Examining several of these categories, Baltimore City’s unemployment rate currently stands at 4.90 percent, compared to the national average of 3.5 percent while the average job growth rate was 3.9 percent in the third quarter, which is just above the 3.7 percent national average.

Several high-profile projects currently underway or being planned in Baltimore City – led by the long-awaited repositioning of Harborplace and the $200 million renovation of the renamed CFG Bank Arena – provides optimism that the city is turning the corner and headed to a renaissance.

“While campaigning for Governor, Wes Moore repeatedly linked the economic health of Baltimore City to the entire state of Maryland and hopefully his administration will make this a priority,” stated Jennifer LeFurgy, Vice President of Knowledge and Research for NAIOP. “The city is so strategically located and we see progress and potential at some of the high profile companies such as Baltimore Peninsula and the remaking of the Sparrows Point area.”

“Baltimore City was moving in the right direction until around 2011 but has lost considerable momentum since then due to atrocious leadership,” said Anirban Basu, Chairman and CEO of Sage Policy Group. “It is just simply impossible to have viable commerce in the city without assuring basic public safety. Let us see what the new governor can do with his ‘leave no person behind’ mantra. Pockets of the city are performing well economically, but other areas have essentially become unlivable.”
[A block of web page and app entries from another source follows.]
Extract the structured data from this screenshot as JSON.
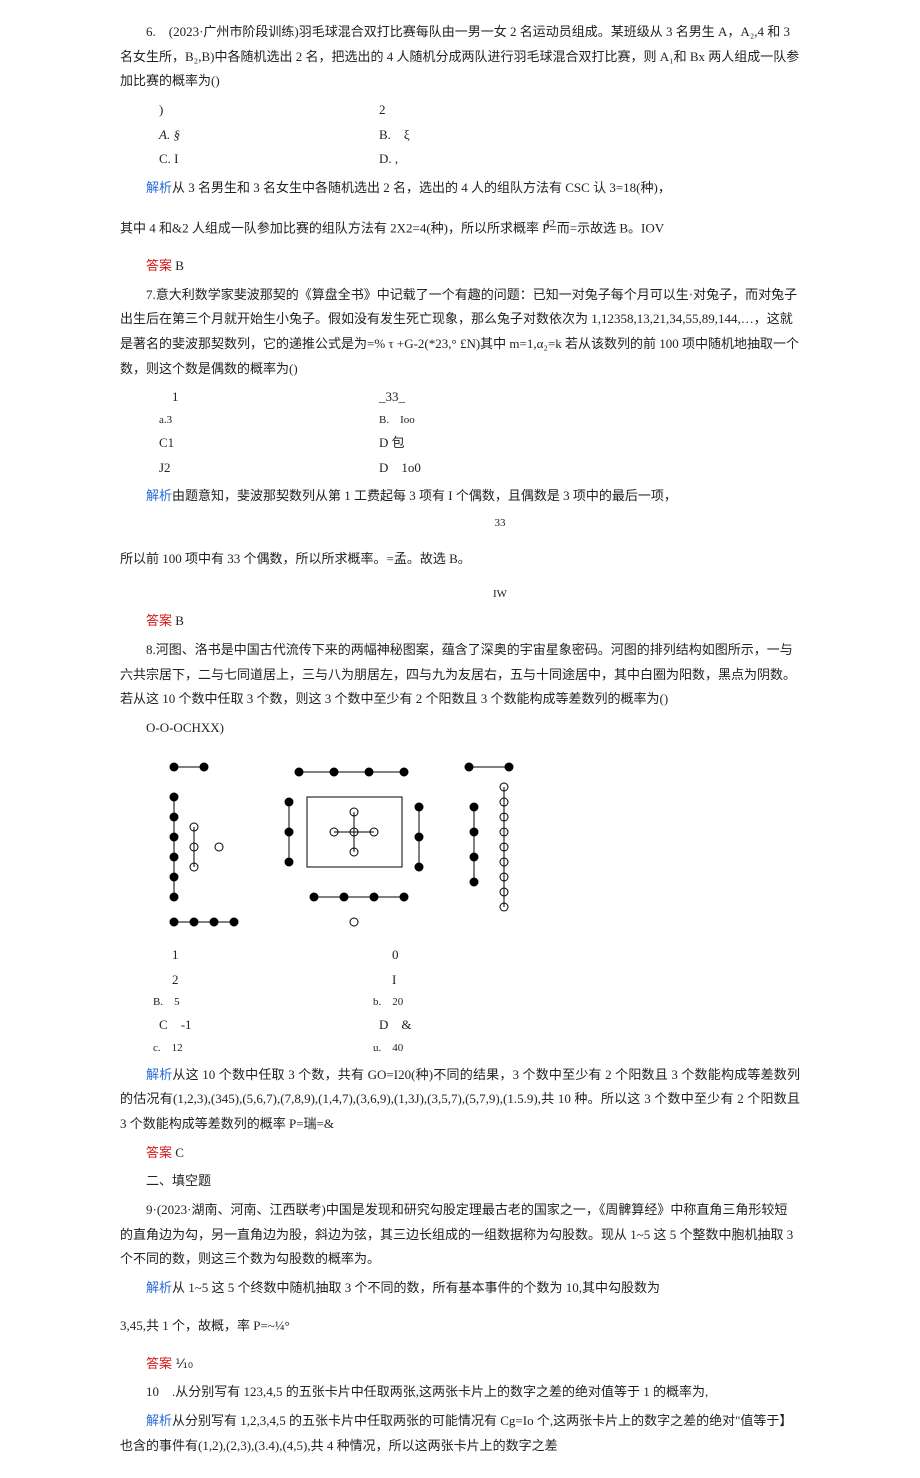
{
  "q6": {
    "text": "6.　(2023·广州市阶段训练)羽毛球混合双打比赛每队由一男一女 2 名运动员组成。某班级从 3 名男生 A，A₂,4 和 3 名女生所，B₂,B)中各随机选出 2 名，把选出的 4 人随机分成两队进行羽毛球混合双打比赛，则 A₁和 Bx 两人组成一队参加比赛的概率为()",
    "optA_l": ")",
    "optA": "A. §",
    "optB_l": "2",
    "optB": "B.　ξ",
    "optC": "C. I",
    "optD": "D. ,",
    "jiexi": "从 3 名男生和 3 名女生中各随机选出 2 名，选出的 4 人的组队方法有 CSC 认 3=18(种)，",
    "jiexi2": "其中 4 和&2 人组成一队参加比赛的组队方法有 2X2=4(种)，所以所求概率 P=而=示故选 B。IOV",
    "sup": "42",
    "ans": "B"
  },
  "q7": {
    "text": "7.意大利数学家斐波那契的《算盘全书》中记载了一个有趣的问题：已知一对兔子每个月可以生·对兔子，而对兔子出生后在第三个月就开始生小兔子。假如没有发生死亡现象，那么兔子对数依次为 1,12358,13,21,34,55,89,144,…，这就是著名的斐波那契数列，它的递推公式是为=% τ +G-2(*23,° £N)其中 m=1,α₂=k 若从该数列的前 100 项中随机地抽取一个数，则这个数是偶数的概率为()",
    "optA_u": "1",
    "optA_l": "3",
    "optA_pre": "a.",
    "optB_u": "_33_",
    "optB_l": "Ioo",
    "optB_pre": "B.",
    "optC": "C1",
    "optD_u": "D 包",
    "optC2": "J2",
    "optD_l": "D　1o0",
    "jiexi": "由题意知，斐波那契数列从第 1 工费起每 3 项有 I 个偶数，且偶数是 3 项中的最后一项，",
    "jiexi2a": "所以前 100 项中有 33 个偶数，所以所求概率。=孟。故选 B。",
    "frac_top": "33",
    "frac_bot": "IW",
    "ans": "B"
  },
  "q8": {
    "text": "8.河图、洛书是中国古代流传下来的两幅神秘图案，蕴含了深奥的宇宙星象密码。河图的排列结构如图所示，一与六共宗居下，二与七同道居上，三与八为朋居左，四与九为友居右，五与十同途居中，其中白圈为阳数，黑点为阴数。若从这 10 个数中任取 3 个数，则这 3 个数中至少有 2 个阳数且 3 个数能构成等差数列的概率为()",
    "fig_label": "O-O-OCHXX)",
    "optA_u": "1",
    "optA_l": "2",
    "optA_ll": "5",
    "optA_pre": "B.",
    "optB_u": "0",
    "optB_l": "I",
    "optB_ll": "20",
    "optB_pre": "b.",
    "optC_u": "C",
    "optC_l": "c.",
    "optC_v1": "-1",
    "optC_v2": "12",
    "optD_u": "D",
    "optD_l": "u.",
    "optD_v1": "&",
    "optD_v2": "40",
    "jiexi": "从这 10 个数中任取 3 个数，共有 GO=I20(种)不同的结果，3 个数中至少有 2 个阳数且 3 个数能构成等差数列的估况有(1,2,3),(345),(5,6,7),(7,8,9),(1,4,7),(3,6,9),(1,3J),(3,5,7),(5,7,9),(1.5.9),共 10 种。所以这 3 个数中至少有 2 个阳数且 3 个数能构成等差数列的概率 P=瑞=&",
    "ans": "C"
  },
  "sec2": "二、填空题",
  "q9": {
    "text": "9·(2023·湖南、河南、江西联考)中国是发现和研究勾股定理最古老的国家之一，《周髀算经》中称直角三角形较短的直角边为勾，另一直角边为股，斜边为弦，其三边长组成的一组数据称为勾股数。现从 1~5 这 5 个整数中胞机抽取 3 个不同的数，则这三个数为勾股数的概率为。",
    "jiexi": "从 1~5 这 5 个终数中随机抽取 3 个不同的数，所有基本事件的个数为 10,其中勾股数为",
    "jiexi2": "3,45,共 1 个，故概，率 P=~¼°",
    "ans": "⅒"
  },
  "q10": {
    "text": "10　.从分别写有 123,4,5 的五张卡片中任取两张,这两张卡片上的数字之差的绝对值等于 1 的概率为,",
    "jiexi": "从分别写有 1,2,3,4,5 的五张卡片中任取两张的可能情况有 Cg=Io 个,这两张卡片上的数字之差的绝对\"值等于】也含的事件有(1,2),(2,3),(3.4),(4,5),共 4 种情况，所以这两张卡片上的数字之差"
  },
  "labels": {
    "jiexi": "解析",
    "daan": "答案"
  }
}
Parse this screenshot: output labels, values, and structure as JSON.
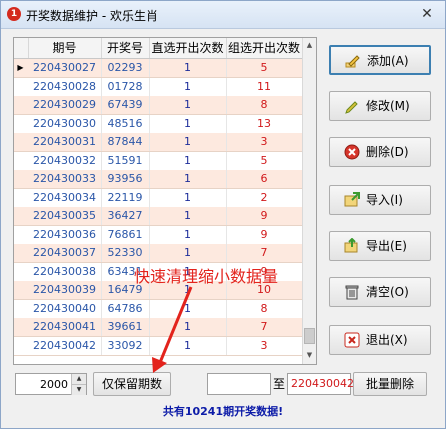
{
  "window": {
    "title": "开奖数据维护 - 欢乐生肖",
    "close_glyph": "✕",
    "app_icon_glyph": "❶"
  },
  "table": {
    "columns": [
      "期号",
      "开奖号",
      "直选开出次数",
      "组选开出次数"
    ],
    "current_row_marker": "▶",
    "rows": [
      [
        "220430027",
        "02293",
        "1",
        "5"
      ],
      [
        "220430028",
        "01728",
        "1",
        "11"
      ],
      [
        "220430029",
        "67439",
        "1",
        "8"
      ],
      [
        "220430030",
        "48516",
        "1",
        "13"
      ],
      [
        "220430031",
        "87844",
        "1",
        "3"
      ],
      [
        "220430032",
        "51591",
        "1",
        "5"
      ],
      [
        "220430033",
        "93956",
        "1",
        "6"
      ],
      [
        "220430034",
        "22119",
        "1",
        "2"
      ],
      [
        "220430035",
        "36427",
        "1",
        "9"
      ],
      [
        "220430036",
        "76861",
        "1",
        "9"
      ],
      [
        "220430037",
        "52330",
        "1",
        "7"
      ],
      [
        "220430038",
        "63431",
        "1",
        "9"
      ],
      [
        "220430039",
        "16479",
        "1",
        "10"
      ],
      [
        "220430040",
        "64786",
        "1",
        "8"
      ],
      [
        "220430041",
        "39661",
        "1",
        "7"
      ],
      [
        "220430042",
        "33092",
        "1",
        "3"
      ]
    ]
  },
  "buttons": {
    "add": "添加(A)",
    "edit": "修改(M)",
    "delete": "删除(D)",
    "import": "导入(I)",
    "export": "导出(E)",
    "clear": "清空(O)",
    "exit": "退出(X)"
  },
  "bottom": {
    "keep_count": "2000",
    "keep_button": "仅保留期数",
    "from_value": "",
    "to_label": "至",
    "to_value": "220430042",
    "batch_delete_button": "批量删除",
    "status": "共有10241期开奖数据!"
  },
  "annotation": {
    "text": "快速清理缩小数据量",
    "color": "#e3231c"
  },
  "colors": {
    "odd_row": "#fde9df",
    "period_text": "#2a56a8",
    "group_text": "#d1191b",
    "status_text": "#0c1ba8"
  }
}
“For decades, the challenge has been developing new business but instead we have been fielding activity from existing companies moving from one place to another, particularly those in the traditional city center where buildings are not as sexy as new product in highly amenitized areas,” stated Terri Harrington, Managing Principal, Harrington Commercial Real Estate Services. “It is critical for city economic development leaders and the new state administration to establish incentives for companies to consider moving to those high vacancy areas, thus giving stakeholders the ability to compete for business, both new and existing.”

Jim Grieves, Vice President at MacKenzie Commercial Real Estate Services, says, “The good news for Baltimore City is that leasing activity for 2022 was just over 2.15 million square feet, which was the most since 2000… About half of those leases were a result of the State of Maryland agencies moving from the State Center to the Central Business District (CBD). This will bring approximately 3,000 new employees into the CBD over the next two years as the office spaces are built out. Hopefully, the influx of new employees to the CBD will push the city to focus on the safety issues which have driven many companies from the CBD over the last decade.”